WHAT YOU NEED TO DO:
Repeat exactly each line of the data provided below.

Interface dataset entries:

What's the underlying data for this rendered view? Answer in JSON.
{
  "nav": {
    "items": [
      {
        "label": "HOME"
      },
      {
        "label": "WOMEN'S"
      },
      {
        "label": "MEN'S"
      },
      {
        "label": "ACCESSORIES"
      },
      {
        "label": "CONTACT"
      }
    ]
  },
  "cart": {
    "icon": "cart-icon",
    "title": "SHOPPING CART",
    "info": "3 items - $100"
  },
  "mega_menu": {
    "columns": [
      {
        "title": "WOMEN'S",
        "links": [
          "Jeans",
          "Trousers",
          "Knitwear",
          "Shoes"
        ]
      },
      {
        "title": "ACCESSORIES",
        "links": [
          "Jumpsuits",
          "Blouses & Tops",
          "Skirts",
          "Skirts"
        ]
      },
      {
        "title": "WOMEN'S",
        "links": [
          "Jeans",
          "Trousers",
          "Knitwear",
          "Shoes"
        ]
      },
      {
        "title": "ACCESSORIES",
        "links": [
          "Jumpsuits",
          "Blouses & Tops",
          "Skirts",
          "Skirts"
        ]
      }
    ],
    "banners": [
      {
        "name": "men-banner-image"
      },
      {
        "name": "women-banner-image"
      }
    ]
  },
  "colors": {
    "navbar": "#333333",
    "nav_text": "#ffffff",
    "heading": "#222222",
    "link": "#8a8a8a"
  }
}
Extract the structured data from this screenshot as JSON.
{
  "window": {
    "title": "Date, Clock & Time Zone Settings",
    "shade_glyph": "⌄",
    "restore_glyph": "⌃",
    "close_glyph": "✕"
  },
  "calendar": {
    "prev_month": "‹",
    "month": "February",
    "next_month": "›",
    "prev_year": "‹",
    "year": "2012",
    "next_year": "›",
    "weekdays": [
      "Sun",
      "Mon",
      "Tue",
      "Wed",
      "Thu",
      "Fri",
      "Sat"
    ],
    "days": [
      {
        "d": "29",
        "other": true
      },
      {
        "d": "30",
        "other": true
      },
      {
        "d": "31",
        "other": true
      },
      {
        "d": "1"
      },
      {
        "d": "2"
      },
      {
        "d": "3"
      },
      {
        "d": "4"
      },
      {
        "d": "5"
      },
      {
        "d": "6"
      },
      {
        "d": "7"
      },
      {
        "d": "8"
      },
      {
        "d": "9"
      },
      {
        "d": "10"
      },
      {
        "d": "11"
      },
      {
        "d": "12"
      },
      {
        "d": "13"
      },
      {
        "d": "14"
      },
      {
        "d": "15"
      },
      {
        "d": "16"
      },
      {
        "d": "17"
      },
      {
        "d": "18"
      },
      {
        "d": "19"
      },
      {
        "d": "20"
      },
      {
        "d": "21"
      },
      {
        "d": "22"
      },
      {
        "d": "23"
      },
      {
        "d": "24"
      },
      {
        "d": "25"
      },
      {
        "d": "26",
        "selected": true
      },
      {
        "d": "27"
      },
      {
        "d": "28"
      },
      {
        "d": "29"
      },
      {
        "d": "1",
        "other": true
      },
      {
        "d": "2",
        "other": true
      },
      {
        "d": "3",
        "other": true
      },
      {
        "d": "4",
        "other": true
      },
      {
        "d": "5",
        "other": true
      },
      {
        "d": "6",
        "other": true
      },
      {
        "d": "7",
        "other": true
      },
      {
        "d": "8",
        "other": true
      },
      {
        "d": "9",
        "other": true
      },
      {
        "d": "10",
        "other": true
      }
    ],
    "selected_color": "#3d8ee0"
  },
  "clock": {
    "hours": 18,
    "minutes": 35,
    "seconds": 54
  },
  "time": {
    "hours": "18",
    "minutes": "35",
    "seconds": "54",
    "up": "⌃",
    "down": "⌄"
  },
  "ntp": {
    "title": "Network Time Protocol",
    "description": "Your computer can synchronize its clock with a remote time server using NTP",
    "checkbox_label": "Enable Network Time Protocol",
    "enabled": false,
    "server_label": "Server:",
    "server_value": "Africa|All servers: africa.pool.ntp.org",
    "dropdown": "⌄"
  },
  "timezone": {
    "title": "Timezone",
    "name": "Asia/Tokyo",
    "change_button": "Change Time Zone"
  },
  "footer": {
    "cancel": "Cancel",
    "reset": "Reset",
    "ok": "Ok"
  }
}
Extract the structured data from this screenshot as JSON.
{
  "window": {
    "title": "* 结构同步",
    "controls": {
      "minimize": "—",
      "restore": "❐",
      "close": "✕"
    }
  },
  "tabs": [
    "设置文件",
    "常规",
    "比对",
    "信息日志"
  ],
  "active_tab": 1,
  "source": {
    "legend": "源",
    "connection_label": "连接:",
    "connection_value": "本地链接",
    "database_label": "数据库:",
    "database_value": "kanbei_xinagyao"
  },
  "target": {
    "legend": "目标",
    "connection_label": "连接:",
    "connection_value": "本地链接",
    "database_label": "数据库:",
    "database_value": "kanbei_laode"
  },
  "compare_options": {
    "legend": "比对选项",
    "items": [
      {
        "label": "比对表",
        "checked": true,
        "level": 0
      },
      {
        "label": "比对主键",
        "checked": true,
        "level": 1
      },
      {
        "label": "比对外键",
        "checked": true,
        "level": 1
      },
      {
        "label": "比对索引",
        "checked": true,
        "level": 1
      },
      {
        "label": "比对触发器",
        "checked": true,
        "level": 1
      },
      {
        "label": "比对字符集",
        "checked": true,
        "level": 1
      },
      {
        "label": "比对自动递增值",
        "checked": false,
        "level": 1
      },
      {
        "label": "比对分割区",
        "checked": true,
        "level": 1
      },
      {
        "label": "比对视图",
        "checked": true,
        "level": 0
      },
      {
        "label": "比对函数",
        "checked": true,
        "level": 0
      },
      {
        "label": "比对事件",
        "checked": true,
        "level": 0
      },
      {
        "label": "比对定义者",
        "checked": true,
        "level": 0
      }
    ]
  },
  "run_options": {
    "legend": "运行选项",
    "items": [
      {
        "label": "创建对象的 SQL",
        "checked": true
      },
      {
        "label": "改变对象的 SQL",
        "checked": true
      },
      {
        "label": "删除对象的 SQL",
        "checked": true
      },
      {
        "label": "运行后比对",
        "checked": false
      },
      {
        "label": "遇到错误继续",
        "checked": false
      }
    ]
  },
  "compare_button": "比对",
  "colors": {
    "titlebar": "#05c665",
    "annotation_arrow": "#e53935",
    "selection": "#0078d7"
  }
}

TASK RESULT:
What's the underlying data for this rendered view? Answer in JSON.
{
  "nav": {
    "items": [
      {
        "label": "HOME"
      },
      {
        "label": "WOMEN'S"
      },
      {
        "label": "MEN'S"
      },
      {
        "label": "ACCESSORIES"
      },
      {
        "label": "CONTACT"
      }
    ]
  },
  "cart": {
    "icon": "cart-icon",
    "title": "SHOPPING CART",
    "info": "3 items - $100"
  },
  "mega_menu": {
    "columns": [
      {
        "title": "WOMEN'S",
        "links": [
          "Jeans",
          "Trousers",
          "Knitwear",
          "Shoes"
        ]
      },
      {
        "title": "ACCESSORIES",
        "links": [
          "Jumpsuits",
          "Blouses & Tops",
          "Skirts",
          "Skirts"
        ]
      },
      {
        "title": "WOMEN'S",
        "links": [
          "Jeans",
          "Trousers",
          "Knitwear",
          "Shoes"
        ]
      },
      {
        "title": "ACCESSORIES",
        "links": [
          "Jumpsuits",
          "Blouses & Tops",
          "Skirts",
          "Skirts"
        ]
      }
    ],
    "banners": [
      {
        "name": "men-banner-image"
      },
      {
        "name": "women-banner-image"
      }
    ]
  },
  "colors": {
    "navbar": "#333333",
    "nav_text": "#ffffff",
    "heading": "#222222",
    "link": "#8a8a8a"
  }
}
Extract the structured data from this screenshot as JSON.
{
  "window": {
    "title": "Date, Clock & Time Zone Settings",
    "shade_glyph": "⌄",
    "restore_glyph": "⌃",
    "close_glyph": "✕"
  },
  "calendar": {
    "prev_month": "‹",
    "month": "February",
    "next_month": "›",
    "prev_year": "‹",
    "year": "2012",
    "next_year": "›",
    "weekdays": [
      "Sun",
      "Mon",
      "Tue",
      "Wed",
      "Thu",
      "Fri",
      "Sat"
    ],
    "days": [
      {
        "d": "29",
        "other": true
      },
      {
        "d": "30",
        "other": true
      },
      {
        "d": "31",
        "other": true
      },
      {
        "d": "1"
      },
      {
        "d": "2"
      },
      {
        "d": "3"
      },
      {
        "d": "4"
      },
      {
        "d": "5"
      },
      {
        "d": "6"
      },
      {
        "d": "7"
      },
      {
        "d": "8"
      },
      {
        "d": "9"
      },
      {
        "d": "10"
      },
      {
        "d": "11"
      },
      {
        "d": "12"
      },
      {
        "d": "13"
      },
      {
        "d": "14"
      },
      {
        "d": "15"
      },
      {
        "d": "16"
      },
      {
        "d": "17"
      },
      {
        "d": "18"
      },
      {
        "d": "19"
      },
      {
        "d": "20"
      },
      {
        "d": "21"
      },
      {
        "d": "22"
      },
      {
        "d": "23"
      },
      {
        "d": "24"
      },
      {
        "d": "25"
      },
      {
        "d": "26",
        "selected": true
      },
      {
        "d": "27"
      },
      {
        "d": "28"
      },
      {
        "d": "29"
      },
      {
        "d": "1",
        "other": true
      },
      {
        "d": "2",
        "other": true
      },
      {
        "d": "3",
        "other": true
      },
      {
        "d": "4",
        "other": true
      },
      {
        "d": "5",
        "other": true
      },
      {
        "d": "6",
        "other": true
      },
      {
        "d": "7",
        "other": true
      },
      {
        "d": "8",
        "other": true
      },
      {
        "d": "9",
        "other": true
      },
      {
        "d": "10",
        "other": true
      }
    ],
    "selected_color": "#3d8ee0"
  },
  "clock": {
    "hours": 18,
    "minutes": 35,
    "seconds": 54
  },
  "time": {
    "hours": "18",
    "minutes": "35",
    "seconds": "54",
    "up": "⌃",
    "down": "⌄"
  },
  "ntp": {
    "title": "Network Time Protocol",
    "description": "Your computer can synchronize its clock with a remote time server using NTP",
    "checkbox_label": "Enable Network Time Protocol",
    "enabled": false,
    "server_label": "Server:",
    "server_value": "Africa|All servers: africa.pool.ntp.org",
    "dropdown": "⌄"
  },
  "timezone": {
    "title": "Timezone",
    "name": "Asia/Tokyo",
    "change_button": "Change Time Zone"
  },
  "footer": {
    "cancel": "Cancel",
    "reset": "Reset",
    "ok": "Ok"
  }
}
Extract the structured data from this screenshot as JSON.
{
  "window": {
    "title": "* 结构同步",
    "controls": {
      "minimize": "—",
      "restore": "❐",
      "close": "✕"
    }
  },
  "tabs": [
    "设置文件",
    "常规",
    "比对",
    "信息日志"
  ],
  "active_tab": 1,
  "source": {
    "legend": "源",
    "connection_label": "连接:",
    "connection_value": "本地链接",
    "database_label": "数据库:",
    "database_value": "kanbei_xinagyao"
  },
  "target": {
    "legend": "目标",
    "connection_label": "连接:",
    "connection_value": "本地链接",
    "database_label": "数据库:",
    "database_value": "kanbei_laode"
  },
  "compare_options": {
    "legend": "比对选项",
    "items": [
      {
        "label": "比对表",
        "checked": true,
        "level": 0
      },
      {
        "label": "比对主键",
        "checked": true,
        "level": 1
      },
      {
        "label": "比对外键",
        "checked": true,
        "level": 1
      },
      {
        "label": "比对索引",
        "checked": true,
        "level": 1
      },
      {
        "label": "比对触发器",
        "checked": true,
        "level": 1
      },
      {
        "label": "比对字符集",
        "checked": true,
        "level": 1
      },
      {
        "label": "比对自动递增值",
        "checked": false,
        "level": 1
      },
      {
        "label": "比对分割区",
        "checked": true,
        "level": 1
      },
      {
        "label": "比对视图",
        "checked": true,
        "level": 0
      },
      {
        "label": "比对函数",
        "checked": true,
        "level": 0
      },
      {
        "label": "比对事件",
        "checked": true,
        "level": 0
      },
      {
        "label": "比对定义者",
        "checked": true,
        "level": 0
      }
    ]
  },
  "run_options": {
    "legend": "运行选项",
    "items": [
      {
        "label": "创建对象的 SQL",
        "checked": true
      },
      {
        "label": "改变对象的 SQL",
        "checked": true
      },
      {
        "label": "删除对象的 SQL",
        "checked": true
      },
      {
        "label": "运行后比对",
        "checked": false
      },
      {
        "label": "遇到错误继续",
        "checked": false
      }
    ]
  },
  "compare_button": "比对",
  "colors": {
    "titlebar": "#05c665",
    "annotation_arrow": "#e53935",
    "selection": "#0078d7"
  }
}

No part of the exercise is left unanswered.